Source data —
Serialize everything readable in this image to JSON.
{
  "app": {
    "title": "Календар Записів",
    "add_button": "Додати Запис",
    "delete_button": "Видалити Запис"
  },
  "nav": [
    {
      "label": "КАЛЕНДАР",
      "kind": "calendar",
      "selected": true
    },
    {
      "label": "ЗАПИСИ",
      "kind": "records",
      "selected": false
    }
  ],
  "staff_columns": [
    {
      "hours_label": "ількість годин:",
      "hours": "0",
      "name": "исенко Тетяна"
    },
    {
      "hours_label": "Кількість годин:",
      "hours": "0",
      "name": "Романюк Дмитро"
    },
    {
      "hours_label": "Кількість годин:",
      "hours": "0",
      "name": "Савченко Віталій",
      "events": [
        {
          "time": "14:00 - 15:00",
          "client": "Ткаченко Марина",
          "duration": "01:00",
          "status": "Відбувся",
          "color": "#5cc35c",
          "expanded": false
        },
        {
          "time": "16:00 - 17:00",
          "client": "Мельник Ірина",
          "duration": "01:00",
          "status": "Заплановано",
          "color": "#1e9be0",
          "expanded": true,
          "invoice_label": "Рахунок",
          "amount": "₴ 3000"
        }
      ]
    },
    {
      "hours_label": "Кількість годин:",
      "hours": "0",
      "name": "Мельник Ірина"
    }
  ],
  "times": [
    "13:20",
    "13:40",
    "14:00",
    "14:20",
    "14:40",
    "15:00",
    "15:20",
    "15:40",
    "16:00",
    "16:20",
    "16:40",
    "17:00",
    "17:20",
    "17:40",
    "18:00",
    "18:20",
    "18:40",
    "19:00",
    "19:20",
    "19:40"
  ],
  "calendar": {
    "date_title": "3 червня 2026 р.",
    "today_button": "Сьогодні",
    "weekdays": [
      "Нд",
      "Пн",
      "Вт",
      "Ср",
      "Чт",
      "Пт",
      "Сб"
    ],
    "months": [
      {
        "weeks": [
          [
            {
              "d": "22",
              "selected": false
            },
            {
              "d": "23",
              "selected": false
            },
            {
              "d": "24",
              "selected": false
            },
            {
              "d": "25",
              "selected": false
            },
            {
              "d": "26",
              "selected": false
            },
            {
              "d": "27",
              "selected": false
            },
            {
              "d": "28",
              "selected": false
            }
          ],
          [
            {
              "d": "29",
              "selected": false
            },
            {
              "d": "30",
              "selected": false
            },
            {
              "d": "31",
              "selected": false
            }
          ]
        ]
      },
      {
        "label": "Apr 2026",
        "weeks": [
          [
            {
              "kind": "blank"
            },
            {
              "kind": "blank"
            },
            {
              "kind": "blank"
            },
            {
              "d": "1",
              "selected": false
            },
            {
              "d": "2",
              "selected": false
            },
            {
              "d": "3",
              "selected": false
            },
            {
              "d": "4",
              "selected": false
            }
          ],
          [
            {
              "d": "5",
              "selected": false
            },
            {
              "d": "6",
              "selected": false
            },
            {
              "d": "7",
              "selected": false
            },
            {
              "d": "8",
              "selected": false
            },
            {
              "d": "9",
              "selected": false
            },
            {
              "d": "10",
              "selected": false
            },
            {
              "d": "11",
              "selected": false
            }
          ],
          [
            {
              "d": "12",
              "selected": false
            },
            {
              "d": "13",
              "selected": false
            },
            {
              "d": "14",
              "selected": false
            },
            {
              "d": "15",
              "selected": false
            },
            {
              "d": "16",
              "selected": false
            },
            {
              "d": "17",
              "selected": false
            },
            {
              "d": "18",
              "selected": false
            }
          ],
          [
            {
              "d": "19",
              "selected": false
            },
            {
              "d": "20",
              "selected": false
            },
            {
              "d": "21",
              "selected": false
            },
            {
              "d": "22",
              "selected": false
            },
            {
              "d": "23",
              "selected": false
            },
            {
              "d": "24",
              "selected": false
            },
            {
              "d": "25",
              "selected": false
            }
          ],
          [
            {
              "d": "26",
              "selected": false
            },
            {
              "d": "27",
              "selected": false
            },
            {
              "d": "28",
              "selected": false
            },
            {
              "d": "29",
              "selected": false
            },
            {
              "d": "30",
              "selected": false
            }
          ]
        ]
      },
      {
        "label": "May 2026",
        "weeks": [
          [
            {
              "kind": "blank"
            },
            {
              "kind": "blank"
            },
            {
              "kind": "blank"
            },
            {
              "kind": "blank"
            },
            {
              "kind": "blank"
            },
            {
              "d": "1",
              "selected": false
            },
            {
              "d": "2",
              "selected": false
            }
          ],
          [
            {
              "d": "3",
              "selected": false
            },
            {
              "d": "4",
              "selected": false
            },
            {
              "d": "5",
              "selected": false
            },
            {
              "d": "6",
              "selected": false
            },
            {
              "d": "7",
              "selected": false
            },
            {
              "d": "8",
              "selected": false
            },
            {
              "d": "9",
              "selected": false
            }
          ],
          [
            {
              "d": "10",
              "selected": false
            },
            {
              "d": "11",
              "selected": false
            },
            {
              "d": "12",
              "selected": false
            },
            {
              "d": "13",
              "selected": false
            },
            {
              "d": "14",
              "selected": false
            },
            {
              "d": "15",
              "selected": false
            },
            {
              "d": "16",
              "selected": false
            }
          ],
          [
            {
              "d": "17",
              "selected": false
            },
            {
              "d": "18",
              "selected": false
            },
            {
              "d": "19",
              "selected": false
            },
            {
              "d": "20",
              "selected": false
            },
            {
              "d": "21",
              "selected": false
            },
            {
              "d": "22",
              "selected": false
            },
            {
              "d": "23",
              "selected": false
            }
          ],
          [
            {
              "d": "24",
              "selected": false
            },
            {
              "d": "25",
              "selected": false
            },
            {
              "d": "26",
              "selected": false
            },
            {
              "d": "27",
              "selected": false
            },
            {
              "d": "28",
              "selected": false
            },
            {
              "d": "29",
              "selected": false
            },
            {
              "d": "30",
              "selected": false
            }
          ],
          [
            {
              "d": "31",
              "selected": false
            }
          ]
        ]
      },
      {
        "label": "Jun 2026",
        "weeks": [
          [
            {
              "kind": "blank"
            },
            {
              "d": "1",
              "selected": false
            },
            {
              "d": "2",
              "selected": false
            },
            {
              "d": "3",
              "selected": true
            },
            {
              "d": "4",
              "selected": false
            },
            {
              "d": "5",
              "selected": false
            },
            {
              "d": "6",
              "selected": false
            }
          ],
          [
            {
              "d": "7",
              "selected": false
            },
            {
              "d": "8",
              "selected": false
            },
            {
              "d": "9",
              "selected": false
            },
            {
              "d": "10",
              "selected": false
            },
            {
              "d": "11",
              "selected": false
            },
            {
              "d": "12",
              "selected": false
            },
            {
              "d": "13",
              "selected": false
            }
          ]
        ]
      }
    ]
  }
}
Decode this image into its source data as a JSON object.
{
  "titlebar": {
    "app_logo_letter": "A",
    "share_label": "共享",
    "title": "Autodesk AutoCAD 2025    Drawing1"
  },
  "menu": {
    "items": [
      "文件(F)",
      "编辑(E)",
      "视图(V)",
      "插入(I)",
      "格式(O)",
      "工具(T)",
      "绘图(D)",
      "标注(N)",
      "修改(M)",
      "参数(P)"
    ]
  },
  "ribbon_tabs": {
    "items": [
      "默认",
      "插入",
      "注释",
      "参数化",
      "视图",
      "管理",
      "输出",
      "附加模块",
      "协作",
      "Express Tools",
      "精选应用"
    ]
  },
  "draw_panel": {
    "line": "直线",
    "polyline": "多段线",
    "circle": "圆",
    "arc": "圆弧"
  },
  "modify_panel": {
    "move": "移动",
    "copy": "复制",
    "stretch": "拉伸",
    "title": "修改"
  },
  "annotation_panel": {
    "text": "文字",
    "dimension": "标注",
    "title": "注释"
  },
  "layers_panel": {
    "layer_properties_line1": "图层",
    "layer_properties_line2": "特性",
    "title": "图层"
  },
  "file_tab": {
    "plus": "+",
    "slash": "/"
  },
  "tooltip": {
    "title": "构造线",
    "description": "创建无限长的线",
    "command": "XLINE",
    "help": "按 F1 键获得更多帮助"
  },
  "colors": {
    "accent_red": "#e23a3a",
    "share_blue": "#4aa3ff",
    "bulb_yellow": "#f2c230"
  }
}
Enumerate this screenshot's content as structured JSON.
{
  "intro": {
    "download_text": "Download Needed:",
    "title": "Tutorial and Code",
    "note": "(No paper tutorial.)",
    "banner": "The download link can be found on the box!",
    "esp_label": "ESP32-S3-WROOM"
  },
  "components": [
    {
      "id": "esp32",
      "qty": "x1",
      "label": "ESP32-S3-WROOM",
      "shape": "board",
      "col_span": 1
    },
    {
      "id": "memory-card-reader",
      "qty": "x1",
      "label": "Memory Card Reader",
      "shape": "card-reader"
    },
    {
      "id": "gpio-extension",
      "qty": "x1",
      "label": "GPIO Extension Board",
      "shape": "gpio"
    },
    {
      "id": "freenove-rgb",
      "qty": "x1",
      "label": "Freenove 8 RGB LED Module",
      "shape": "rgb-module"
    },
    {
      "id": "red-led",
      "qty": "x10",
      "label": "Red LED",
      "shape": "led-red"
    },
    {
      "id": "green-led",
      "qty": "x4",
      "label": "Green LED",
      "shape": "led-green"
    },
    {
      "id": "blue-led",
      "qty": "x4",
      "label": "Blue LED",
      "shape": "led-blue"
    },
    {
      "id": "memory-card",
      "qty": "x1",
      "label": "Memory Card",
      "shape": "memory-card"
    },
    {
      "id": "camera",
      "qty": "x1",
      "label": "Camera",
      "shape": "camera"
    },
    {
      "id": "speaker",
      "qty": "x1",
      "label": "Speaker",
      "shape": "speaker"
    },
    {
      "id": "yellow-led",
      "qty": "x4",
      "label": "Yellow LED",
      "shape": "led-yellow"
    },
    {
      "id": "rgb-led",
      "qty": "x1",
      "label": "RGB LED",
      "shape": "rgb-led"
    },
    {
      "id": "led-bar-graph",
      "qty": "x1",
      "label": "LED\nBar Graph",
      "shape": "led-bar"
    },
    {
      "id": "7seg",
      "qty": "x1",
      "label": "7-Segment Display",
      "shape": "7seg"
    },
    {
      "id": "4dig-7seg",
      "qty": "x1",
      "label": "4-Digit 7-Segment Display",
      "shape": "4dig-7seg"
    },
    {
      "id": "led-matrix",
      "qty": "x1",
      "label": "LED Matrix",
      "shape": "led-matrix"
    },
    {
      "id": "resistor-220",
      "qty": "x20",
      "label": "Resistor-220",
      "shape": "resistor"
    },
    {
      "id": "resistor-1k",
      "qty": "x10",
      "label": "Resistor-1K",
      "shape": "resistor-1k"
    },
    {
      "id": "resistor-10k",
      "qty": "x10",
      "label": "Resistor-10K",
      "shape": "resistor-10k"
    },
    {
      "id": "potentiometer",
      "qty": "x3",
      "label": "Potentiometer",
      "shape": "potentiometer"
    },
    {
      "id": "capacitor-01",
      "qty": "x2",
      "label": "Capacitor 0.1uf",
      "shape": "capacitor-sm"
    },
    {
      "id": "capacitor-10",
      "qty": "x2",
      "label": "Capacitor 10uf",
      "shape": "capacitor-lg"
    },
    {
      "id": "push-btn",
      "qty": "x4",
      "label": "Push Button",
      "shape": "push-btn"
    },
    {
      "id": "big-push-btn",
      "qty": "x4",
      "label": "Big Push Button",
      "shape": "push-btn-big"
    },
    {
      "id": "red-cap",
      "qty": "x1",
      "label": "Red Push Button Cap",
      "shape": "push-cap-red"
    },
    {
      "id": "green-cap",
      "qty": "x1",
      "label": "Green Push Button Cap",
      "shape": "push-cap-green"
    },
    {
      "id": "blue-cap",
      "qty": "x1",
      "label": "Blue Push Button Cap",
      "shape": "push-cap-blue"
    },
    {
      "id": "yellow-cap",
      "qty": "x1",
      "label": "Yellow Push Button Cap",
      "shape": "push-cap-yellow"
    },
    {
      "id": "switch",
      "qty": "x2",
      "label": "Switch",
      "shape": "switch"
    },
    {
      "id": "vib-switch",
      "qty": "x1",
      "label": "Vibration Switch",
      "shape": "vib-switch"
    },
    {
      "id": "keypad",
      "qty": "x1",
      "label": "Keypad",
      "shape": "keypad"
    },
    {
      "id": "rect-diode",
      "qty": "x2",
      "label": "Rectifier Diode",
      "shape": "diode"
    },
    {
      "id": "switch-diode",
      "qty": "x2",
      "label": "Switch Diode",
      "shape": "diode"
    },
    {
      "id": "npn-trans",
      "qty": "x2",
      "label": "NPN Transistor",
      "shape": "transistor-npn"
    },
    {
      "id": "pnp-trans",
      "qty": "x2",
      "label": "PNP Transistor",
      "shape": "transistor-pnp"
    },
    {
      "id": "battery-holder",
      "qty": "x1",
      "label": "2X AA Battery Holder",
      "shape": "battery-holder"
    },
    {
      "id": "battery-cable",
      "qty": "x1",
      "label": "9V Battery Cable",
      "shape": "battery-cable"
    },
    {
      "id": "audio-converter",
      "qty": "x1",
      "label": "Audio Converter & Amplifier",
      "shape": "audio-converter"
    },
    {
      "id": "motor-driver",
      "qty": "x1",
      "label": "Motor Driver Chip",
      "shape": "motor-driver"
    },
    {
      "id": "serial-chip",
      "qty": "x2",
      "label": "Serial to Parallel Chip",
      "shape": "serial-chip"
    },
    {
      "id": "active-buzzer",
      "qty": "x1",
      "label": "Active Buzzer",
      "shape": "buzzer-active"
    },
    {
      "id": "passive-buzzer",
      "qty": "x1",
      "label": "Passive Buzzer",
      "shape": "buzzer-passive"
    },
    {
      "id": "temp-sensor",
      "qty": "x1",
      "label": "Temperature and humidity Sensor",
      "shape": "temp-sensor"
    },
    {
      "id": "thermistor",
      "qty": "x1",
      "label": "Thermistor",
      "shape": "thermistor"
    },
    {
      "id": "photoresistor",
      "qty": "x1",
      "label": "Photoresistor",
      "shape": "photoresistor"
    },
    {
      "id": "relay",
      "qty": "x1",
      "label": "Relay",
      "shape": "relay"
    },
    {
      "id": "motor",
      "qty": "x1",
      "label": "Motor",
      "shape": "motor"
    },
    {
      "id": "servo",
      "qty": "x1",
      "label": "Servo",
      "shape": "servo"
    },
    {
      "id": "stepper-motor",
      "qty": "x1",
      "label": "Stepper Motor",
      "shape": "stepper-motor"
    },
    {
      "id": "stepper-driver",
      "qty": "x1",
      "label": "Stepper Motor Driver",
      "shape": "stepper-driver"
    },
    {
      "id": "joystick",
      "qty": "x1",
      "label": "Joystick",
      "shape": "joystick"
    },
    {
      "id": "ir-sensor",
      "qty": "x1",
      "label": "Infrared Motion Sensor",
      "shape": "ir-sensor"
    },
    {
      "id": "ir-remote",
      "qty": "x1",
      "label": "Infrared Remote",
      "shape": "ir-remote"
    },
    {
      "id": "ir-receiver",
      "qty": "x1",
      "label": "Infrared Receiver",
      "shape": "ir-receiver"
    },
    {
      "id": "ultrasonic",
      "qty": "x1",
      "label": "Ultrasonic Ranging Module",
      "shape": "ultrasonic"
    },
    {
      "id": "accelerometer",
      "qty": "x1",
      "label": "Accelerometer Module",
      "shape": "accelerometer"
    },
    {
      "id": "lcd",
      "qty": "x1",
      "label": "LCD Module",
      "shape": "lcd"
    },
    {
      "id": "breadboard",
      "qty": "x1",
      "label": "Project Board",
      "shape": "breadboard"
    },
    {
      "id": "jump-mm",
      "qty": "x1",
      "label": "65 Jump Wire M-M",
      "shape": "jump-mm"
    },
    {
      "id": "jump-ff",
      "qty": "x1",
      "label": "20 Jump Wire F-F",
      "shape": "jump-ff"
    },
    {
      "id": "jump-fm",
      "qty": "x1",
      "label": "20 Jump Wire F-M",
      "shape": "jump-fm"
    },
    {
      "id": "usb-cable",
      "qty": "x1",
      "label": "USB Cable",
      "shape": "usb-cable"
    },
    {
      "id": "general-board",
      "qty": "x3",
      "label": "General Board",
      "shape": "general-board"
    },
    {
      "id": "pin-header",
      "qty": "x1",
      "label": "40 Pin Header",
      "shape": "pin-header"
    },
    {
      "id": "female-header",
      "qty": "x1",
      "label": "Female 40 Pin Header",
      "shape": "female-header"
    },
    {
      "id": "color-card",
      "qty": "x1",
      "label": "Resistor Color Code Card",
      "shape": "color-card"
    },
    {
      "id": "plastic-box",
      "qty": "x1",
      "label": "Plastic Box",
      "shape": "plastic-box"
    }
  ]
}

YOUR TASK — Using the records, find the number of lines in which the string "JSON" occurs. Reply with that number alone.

SOLUTION — 3